Source material:
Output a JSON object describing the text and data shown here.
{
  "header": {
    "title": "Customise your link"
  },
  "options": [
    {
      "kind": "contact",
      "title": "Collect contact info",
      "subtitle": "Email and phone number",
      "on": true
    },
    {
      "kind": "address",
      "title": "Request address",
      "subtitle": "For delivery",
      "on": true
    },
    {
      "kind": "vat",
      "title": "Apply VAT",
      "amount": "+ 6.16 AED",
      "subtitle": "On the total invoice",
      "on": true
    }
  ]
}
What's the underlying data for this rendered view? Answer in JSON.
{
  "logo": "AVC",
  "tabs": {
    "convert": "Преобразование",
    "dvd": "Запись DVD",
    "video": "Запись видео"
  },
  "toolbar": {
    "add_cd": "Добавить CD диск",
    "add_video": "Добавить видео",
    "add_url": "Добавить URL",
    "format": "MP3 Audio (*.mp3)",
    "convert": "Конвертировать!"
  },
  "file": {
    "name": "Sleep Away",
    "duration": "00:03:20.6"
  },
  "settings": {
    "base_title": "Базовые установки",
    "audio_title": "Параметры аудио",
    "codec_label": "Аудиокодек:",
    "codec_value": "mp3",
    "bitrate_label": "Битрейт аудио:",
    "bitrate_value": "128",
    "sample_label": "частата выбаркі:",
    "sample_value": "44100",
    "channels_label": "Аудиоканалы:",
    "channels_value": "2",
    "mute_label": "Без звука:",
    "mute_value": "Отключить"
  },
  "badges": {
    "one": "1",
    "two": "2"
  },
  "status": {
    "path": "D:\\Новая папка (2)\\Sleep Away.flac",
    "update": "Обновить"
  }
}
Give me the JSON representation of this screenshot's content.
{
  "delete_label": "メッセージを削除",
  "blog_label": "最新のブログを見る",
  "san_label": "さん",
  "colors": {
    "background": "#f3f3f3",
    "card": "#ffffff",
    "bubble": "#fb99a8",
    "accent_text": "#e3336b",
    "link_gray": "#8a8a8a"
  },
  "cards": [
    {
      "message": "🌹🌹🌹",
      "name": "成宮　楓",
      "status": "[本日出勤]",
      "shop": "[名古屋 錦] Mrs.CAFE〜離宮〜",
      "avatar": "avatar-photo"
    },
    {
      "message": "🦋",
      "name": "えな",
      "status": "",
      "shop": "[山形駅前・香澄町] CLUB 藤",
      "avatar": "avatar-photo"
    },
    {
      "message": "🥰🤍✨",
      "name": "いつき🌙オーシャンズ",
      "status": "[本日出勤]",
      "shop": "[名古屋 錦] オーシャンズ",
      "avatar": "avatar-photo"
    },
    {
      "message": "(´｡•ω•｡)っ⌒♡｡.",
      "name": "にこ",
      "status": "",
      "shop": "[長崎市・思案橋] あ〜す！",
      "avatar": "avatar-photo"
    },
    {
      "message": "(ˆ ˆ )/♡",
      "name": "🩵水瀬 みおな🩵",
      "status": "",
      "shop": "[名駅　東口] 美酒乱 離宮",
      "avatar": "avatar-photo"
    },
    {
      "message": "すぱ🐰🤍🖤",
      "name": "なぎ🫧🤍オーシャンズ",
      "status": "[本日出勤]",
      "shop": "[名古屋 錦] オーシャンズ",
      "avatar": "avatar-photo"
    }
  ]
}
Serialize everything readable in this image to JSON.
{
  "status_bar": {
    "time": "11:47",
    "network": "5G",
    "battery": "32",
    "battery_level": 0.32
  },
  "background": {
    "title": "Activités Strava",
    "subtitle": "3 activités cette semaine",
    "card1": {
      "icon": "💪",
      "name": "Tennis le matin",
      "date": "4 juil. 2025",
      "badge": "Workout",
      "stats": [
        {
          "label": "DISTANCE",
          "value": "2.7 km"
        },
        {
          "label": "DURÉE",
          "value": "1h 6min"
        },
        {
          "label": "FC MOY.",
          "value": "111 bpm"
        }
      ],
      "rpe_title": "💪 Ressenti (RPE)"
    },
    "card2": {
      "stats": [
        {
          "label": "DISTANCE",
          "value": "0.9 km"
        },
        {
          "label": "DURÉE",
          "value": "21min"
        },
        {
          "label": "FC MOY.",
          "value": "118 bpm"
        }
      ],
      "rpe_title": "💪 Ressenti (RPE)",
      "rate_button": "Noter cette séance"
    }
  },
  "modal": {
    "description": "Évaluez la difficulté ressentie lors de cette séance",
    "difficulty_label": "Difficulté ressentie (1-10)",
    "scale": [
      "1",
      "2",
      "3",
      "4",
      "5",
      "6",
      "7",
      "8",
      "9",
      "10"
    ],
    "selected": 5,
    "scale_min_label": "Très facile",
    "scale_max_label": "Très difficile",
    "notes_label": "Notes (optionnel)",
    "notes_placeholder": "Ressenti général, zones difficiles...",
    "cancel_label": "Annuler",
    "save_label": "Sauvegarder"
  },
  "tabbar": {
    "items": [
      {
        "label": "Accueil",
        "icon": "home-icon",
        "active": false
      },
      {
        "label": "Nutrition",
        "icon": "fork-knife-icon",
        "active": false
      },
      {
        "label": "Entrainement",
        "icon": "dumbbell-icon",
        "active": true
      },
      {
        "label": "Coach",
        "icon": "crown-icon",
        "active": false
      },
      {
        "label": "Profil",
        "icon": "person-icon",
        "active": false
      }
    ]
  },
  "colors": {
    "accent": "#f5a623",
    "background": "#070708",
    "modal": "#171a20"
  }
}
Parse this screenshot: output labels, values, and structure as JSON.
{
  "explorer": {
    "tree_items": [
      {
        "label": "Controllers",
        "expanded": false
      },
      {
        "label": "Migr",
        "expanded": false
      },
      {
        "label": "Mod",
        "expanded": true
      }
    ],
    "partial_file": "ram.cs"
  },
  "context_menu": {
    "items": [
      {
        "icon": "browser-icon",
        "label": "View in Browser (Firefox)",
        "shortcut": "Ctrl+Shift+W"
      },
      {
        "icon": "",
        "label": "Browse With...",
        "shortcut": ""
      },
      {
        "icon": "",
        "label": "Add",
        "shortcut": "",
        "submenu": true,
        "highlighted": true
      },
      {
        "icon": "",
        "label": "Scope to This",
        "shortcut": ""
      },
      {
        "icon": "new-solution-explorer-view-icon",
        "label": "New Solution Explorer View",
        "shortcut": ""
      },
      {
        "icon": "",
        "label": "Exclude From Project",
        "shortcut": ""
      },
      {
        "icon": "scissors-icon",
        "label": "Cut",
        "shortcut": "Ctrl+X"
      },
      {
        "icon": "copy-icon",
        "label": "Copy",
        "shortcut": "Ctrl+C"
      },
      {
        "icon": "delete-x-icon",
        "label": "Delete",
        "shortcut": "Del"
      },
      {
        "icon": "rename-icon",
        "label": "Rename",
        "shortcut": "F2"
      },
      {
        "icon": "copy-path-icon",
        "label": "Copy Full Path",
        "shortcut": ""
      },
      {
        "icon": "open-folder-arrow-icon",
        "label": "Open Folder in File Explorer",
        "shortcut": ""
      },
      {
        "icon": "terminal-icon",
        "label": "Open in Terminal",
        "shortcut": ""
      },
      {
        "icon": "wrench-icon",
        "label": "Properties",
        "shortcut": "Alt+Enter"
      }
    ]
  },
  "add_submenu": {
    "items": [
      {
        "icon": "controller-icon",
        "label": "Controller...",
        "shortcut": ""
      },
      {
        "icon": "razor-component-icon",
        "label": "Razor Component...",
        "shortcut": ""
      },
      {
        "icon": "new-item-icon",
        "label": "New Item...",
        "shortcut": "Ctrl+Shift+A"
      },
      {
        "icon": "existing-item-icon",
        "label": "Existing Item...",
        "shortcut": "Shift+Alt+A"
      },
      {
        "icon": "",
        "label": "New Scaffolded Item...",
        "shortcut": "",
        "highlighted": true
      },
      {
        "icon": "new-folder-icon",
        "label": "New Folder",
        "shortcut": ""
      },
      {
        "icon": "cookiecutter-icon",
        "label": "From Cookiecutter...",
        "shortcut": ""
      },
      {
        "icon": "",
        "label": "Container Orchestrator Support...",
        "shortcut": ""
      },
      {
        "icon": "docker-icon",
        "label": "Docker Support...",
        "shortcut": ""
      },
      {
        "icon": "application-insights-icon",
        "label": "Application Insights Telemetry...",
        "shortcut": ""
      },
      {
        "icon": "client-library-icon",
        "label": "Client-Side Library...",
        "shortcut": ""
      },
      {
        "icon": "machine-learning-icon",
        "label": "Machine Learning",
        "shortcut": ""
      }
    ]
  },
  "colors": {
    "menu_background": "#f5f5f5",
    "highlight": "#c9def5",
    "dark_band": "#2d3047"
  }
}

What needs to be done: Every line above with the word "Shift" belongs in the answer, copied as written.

Result below:
        "shortcut": "Ctrl+Shift+W"
        "shortcut": "Ctrl+Shift+A"
        "shortcut": "Shift+Alt+A"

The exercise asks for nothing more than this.